▶ _Exercise instructions_:
For each line of the data below, copy it if it holds the word "value".

▶ _Given records_:
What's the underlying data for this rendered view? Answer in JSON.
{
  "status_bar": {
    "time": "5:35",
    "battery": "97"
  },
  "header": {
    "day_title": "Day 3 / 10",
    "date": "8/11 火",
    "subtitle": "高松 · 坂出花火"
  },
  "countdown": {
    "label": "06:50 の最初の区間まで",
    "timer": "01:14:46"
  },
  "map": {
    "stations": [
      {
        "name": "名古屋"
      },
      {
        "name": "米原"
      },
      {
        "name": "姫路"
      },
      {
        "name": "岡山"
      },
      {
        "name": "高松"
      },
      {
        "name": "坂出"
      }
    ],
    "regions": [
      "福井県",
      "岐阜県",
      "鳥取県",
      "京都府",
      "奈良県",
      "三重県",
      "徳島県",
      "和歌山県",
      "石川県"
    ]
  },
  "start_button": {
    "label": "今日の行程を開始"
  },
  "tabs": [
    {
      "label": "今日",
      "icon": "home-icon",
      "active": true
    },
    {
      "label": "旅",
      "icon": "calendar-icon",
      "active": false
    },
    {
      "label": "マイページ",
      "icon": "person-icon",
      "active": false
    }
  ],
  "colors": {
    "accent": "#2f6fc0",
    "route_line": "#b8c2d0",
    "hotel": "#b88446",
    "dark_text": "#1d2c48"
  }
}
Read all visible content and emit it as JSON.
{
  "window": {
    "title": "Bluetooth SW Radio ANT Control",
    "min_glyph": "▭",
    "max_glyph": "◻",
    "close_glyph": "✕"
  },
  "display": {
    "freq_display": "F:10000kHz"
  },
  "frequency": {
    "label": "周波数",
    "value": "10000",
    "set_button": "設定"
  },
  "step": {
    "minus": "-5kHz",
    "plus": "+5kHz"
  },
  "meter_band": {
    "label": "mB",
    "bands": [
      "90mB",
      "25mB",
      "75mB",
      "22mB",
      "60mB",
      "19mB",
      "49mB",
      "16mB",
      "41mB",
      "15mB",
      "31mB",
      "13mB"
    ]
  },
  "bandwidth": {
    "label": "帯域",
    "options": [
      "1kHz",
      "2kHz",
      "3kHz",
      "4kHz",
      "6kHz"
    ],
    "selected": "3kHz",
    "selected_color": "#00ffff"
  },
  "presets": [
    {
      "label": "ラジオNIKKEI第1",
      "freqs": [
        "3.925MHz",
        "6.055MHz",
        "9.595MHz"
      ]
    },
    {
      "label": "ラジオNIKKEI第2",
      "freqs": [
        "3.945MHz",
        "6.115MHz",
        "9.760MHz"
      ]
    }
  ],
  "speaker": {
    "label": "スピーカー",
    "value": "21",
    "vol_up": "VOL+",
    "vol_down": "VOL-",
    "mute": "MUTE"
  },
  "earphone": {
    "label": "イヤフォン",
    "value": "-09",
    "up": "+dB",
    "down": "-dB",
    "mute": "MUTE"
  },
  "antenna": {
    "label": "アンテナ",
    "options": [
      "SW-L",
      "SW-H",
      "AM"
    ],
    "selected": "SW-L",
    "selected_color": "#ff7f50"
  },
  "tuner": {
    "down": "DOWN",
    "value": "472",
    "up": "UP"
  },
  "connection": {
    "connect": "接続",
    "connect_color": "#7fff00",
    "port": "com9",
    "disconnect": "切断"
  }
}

▶ _Response for this exercise_:
    "value": "10000",
    "value": "21",
    "value": "-09",
    "value": "472",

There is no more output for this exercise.